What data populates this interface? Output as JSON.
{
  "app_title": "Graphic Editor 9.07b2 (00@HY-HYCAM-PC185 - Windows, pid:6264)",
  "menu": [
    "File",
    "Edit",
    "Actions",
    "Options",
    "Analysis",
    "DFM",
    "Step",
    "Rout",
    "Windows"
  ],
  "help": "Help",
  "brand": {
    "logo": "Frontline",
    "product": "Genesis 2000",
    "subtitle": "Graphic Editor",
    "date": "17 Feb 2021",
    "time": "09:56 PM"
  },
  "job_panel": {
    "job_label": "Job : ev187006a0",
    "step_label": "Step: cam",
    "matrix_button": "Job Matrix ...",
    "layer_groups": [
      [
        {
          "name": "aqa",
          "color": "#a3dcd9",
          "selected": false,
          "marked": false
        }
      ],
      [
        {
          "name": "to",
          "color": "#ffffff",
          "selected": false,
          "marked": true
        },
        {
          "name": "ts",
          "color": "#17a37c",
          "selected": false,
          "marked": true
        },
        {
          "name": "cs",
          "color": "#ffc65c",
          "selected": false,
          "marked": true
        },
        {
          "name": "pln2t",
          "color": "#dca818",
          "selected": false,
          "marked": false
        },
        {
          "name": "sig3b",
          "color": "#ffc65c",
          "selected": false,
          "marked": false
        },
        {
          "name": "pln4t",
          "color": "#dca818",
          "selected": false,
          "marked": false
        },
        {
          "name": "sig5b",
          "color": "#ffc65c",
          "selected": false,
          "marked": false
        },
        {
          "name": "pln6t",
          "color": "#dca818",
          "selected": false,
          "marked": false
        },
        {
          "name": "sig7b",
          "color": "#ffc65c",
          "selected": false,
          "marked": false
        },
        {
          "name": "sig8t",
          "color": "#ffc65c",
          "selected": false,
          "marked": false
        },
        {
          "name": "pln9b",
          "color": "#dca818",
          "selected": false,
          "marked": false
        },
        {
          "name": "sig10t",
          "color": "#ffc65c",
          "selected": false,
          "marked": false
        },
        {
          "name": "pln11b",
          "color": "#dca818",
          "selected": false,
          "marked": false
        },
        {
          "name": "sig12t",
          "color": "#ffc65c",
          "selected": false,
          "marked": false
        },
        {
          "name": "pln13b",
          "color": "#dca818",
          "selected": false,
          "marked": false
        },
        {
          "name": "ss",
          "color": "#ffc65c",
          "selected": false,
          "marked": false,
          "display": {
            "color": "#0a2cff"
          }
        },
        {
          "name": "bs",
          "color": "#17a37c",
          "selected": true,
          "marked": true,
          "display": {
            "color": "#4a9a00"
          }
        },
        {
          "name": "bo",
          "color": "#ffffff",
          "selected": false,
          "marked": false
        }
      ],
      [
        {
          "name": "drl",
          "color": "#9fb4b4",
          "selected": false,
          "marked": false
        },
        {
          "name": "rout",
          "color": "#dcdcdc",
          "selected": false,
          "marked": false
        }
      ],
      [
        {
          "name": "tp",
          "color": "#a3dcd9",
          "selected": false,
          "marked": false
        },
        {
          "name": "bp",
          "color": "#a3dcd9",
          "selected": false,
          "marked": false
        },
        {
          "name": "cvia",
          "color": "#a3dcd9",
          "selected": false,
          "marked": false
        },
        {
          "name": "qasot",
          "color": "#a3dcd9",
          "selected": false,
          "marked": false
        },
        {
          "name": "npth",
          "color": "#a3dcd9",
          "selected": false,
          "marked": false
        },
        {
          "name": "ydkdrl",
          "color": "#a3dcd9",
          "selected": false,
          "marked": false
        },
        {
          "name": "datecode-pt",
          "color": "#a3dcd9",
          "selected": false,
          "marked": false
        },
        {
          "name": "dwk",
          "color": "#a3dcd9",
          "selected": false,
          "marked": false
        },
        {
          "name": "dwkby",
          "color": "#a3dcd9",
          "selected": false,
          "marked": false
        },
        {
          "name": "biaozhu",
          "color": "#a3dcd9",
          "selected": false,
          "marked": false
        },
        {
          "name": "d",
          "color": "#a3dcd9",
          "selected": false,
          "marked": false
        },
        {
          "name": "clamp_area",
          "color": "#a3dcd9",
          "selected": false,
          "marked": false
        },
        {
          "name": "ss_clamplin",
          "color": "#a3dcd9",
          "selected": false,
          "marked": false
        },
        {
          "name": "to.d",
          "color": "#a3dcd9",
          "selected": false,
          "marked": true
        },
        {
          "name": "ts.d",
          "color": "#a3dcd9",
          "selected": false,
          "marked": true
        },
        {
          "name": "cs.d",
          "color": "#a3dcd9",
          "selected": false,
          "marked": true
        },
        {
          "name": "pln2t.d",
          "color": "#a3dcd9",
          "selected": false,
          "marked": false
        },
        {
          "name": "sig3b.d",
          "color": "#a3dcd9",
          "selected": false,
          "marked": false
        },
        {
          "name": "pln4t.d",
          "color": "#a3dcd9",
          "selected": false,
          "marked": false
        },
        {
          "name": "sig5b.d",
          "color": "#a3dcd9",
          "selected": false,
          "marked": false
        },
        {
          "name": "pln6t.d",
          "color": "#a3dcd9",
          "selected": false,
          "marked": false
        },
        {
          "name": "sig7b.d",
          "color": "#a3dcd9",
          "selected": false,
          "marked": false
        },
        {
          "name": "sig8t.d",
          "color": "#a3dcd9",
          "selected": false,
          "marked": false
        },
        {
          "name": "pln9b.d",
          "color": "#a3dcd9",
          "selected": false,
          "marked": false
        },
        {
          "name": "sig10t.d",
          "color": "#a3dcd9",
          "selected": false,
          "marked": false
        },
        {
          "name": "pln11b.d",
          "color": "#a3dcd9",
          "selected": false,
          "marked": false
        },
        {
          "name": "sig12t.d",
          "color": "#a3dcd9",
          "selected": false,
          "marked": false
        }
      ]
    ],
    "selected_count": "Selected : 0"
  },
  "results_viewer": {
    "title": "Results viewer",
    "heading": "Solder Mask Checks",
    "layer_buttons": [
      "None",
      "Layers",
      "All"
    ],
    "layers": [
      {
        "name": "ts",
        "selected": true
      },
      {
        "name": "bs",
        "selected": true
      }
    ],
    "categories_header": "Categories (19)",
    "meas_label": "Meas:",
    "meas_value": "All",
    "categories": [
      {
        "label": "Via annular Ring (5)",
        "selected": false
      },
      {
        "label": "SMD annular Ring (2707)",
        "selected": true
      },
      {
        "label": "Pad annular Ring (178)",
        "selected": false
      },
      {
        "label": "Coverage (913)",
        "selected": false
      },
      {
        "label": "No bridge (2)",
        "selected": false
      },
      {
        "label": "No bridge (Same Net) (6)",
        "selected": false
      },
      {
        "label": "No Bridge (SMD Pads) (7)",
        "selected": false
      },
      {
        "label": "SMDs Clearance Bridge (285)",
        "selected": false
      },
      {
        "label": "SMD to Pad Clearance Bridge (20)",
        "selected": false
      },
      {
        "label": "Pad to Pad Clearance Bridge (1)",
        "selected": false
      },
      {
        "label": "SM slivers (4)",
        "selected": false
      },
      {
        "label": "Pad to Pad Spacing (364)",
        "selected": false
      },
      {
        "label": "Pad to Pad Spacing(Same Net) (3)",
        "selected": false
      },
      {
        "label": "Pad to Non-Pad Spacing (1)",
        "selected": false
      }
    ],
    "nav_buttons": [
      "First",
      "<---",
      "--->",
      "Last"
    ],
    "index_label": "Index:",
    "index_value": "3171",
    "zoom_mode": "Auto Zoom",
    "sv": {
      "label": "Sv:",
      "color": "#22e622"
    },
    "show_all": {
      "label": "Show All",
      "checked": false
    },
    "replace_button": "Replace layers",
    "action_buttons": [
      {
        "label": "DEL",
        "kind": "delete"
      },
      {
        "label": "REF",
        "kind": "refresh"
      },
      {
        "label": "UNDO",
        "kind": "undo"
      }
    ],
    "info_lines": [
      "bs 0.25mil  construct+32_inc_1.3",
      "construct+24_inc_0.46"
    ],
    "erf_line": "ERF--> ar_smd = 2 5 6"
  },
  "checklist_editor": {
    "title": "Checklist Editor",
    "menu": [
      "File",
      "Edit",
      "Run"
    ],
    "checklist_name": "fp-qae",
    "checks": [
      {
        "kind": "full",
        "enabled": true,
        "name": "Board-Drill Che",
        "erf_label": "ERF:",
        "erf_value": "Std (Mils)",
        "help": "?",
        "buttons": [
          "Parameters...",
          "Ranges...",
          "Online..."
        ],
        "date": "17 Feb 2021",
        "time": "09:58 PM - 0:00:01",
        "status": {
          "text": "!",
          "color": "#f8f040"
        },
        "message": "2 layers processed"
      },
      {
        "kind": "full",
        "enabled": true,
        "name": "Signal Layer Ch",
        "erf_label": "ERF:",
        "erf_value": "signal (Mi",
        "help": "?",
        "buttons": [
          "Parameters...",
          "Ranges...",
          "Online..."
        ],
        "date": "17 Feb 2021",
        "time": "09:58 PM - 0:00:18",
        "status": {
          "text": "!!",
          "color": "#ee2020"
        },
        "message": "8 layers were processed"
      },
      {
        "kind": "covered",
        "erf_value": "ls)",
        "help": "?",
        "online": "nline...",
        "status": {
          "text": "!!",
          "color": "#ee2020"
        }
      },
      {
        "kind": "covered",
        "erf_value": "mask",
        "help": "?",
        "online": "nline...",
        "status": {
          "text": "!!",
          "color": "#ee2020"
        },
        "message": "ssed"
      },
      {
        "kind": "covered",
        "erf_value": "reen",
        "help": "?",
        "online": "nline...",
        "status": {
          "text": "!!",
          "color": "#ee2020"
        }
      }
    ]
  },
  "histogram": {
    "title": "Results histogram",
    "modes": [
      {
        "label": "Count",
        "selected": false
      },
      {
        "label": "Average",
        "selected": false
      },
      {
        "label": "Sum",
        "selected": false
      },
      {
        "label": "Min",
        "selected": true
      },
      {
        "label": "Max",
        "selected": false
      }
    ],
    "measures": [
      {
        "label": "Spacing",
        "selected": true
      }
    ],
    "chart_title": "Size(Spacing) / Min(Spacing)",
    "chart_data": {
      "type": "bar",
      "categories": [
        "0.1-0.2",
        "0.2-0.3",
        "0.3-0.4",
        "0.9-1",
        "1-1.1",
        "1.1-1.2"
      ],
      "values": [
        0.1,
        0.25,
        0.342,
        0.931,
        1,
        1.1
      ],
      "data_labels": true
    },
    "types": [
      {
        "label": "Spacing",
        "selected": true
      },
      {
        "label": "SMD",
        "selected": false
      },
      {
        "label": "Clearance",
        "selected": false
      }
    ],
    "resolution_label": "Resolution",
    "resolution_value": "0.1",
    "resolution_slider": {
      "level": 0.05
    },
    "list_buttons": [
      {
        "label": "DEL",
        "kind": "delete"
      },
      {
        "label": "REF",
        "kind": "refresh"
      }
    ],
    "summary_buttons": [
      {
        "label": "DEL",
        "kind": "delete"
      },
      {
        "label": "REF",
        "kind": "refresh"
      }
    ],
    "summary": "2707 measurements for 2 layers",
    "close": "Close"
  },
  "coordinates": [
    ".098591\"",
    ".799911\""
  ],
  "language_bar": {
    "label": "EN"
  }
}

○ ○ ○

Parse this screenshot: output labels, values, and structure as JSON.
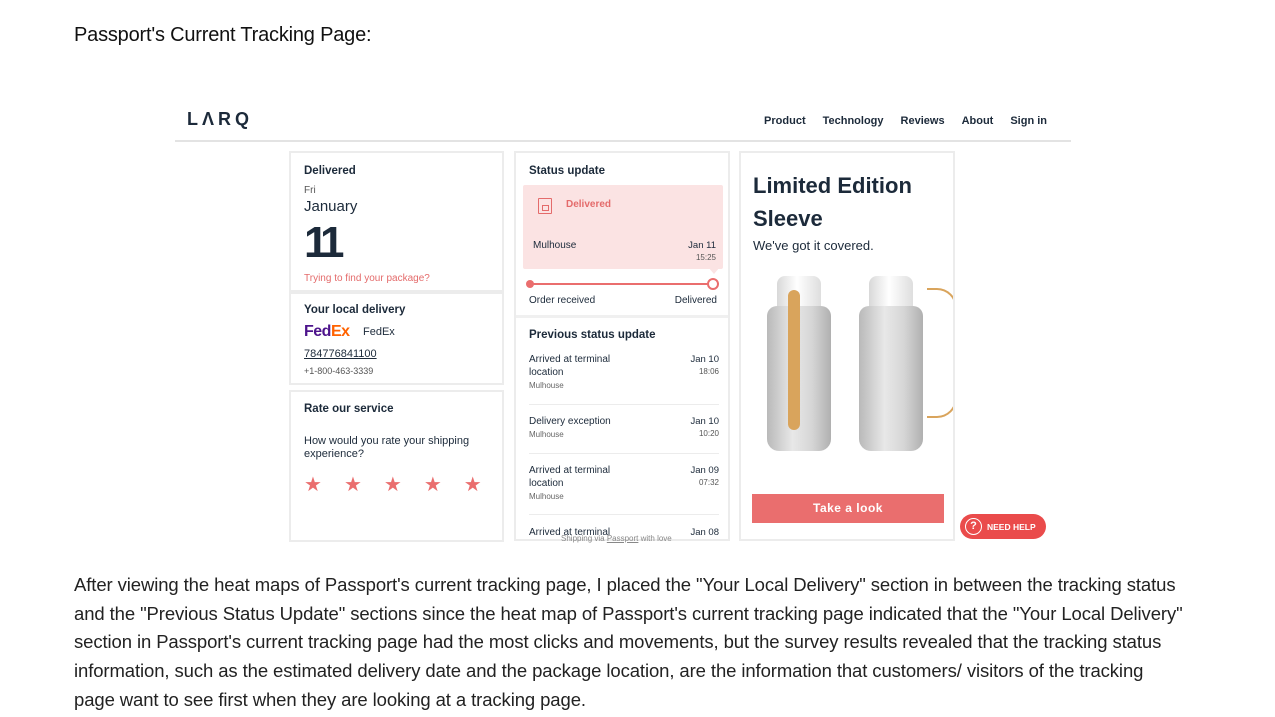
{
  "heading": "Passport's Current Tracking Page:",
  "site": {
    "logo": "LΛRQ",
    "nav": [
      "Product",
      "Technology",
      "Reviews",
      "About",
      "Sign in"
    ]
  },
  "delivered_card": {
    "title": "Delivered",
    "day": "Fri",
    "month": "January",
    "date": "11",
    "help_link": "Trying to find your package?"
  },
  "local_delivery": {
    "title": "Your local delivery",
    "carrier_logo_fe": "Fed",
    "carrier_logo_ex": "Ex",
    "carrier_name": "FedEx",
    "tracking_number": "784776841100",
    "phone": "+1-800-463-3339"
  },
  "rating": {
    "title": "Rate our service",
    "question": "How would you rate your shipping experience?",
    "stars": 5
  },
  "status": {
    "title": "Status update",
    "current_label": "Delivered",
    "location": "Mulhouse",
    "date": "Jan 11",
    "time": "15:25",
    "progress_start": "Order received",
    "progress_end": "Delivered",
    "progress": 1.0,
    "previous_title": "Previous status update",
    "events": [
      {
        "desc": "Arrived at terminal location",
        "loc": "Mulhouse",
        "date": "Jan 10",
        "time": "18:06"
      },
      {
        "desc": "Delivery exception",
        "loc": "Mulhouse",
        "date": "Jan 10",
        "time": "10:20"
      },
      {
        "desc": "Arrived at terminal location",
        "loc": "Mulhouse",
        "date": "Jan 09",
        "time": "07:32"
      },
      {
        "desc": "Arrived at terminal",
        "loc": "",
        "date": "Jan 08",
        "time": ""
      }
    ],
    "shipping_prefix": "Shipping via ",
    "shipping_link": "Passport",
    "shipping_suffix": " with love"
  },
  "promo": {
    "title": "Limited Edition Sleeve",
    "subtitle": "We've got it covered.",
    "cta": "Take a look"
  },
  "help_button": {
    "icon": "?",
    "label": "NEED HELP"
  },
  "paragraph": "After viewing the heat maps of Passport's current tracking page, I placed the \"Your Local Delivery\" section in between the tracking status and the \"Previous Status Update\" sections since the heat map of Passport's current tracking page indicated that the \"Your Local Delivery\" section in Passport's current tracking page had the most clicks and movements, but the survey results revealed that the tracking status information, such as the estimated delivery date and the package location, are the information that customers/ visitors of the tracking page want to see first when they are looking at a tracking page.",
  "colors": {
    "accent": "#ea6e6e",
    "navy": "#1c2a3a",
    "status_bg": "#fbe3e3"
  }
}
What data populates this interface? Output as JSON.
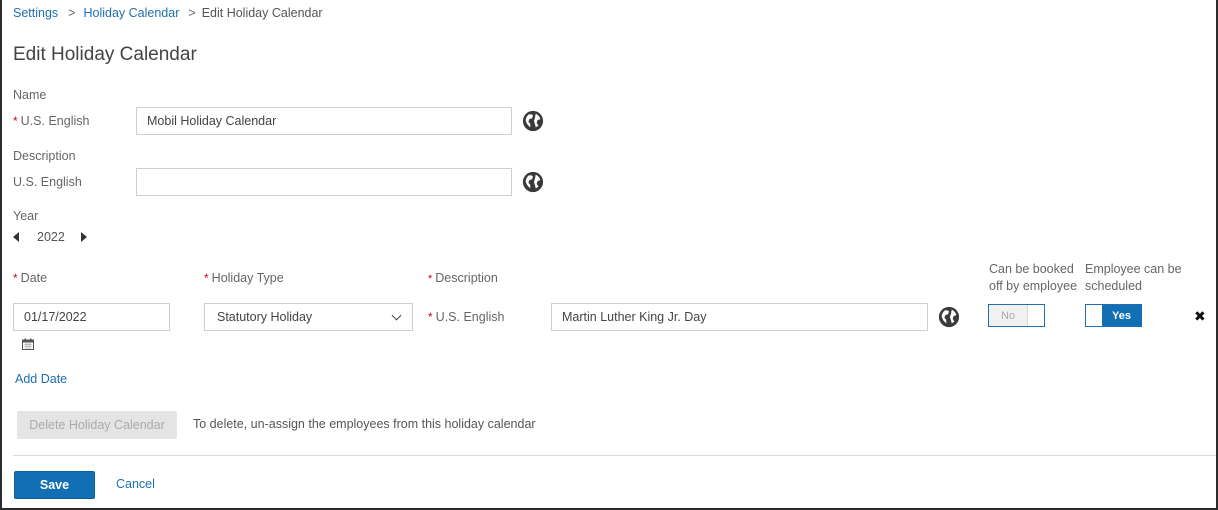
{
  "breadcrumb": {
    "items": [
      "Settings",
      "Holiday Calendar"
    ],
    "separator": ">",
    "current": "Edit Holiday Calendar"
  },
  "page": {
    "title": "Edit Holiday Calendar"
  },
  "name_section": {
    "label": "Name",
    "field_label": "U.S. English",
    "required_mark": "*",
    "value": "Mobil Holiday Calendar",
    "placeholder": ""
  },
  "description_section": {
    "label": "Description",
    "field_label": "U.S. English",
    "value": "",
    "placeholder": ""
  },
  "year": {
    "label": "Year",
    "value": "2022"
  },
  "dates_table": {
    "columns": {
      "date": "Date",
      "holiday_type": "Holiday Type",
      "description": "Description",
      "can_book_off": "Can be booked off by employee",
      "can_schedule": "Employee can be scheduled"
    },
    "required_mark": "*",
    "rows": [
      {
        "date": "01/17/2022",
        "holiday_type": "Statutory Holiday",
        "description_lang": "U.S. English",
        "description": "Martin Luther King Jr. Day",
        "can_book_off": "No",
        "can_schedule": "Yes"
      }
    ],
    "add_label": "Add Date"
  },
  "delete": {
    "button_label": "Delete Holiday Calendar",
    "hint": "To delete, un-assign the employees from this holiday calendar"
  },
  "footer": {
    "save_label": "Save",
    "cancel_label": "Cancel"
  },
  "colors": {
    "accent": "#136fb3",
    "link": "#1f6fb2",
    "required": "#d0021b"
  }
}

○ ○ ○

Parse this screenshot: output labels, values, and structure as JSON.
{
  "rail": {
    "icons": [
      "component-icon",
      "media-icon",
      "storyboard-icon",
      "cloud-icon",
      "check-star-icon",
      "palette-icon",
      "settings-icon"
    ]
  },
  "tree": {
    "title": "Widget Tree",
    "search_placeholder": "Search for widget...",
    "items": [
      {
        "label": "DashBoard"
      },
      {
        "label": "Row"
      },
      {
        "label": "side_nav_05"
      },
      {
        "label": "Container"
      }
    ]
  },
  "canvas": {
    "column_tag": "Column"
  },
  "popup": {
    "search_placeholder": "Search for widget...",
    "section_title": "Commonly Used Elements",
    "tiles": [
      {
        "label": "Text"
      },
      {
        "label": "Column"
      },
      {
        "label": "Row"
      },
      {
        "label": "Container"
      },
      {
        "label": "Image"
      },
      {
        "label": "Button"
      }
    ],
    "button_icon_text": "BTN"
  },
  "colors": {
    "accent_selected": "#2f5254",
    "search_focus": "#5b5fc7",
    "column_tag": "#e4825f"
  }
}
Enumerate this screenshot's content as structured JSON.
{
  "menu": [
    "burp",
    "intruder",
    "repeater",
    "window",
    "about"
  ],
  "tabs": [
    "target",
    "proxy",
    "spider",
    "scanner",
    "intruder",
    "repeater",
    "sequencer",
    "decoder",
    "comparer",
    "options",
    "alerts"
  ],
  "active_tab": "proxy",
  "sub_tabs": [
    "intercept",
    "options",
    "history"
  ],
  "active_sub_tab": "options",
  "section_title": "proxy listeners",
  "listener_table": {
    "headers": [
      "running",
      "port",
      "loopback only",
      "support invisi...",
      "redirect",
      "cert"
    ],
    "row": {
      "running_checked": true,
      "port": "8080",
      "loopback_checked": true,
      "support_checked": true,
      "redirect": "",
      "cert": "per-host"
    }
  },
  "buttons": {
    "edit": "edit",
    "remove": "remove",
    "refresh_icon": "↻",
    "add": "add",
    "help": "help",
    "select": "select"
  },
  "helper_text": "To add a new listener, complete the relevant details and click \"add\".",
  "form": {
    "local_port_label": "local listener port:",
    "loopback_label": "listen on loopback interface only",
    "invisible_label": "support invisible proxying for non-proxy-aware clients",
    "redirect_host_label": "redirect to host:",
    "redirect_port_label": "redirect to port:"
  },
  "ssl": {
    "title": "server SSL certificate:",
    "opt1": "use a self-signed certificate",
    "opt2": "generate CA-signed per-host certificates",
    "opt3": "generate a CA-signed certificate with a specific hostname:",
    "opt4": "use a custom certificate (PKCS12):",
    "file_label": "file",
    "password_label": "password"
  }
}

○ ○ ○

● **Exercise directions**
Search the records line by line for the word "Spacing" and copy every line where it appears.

● **Response to this exercise**
        "label": "Pad to Pad Spacing (364)",
        "label": "Pad to Pad Spacing(Same Net) (3)",
        "label": "Pad to Non-Pad Spacing (1)",
        "label": "Spacing",
    "chart_title": "Size(Spacing) / Min(Spacing)",
        "label": "Spacing",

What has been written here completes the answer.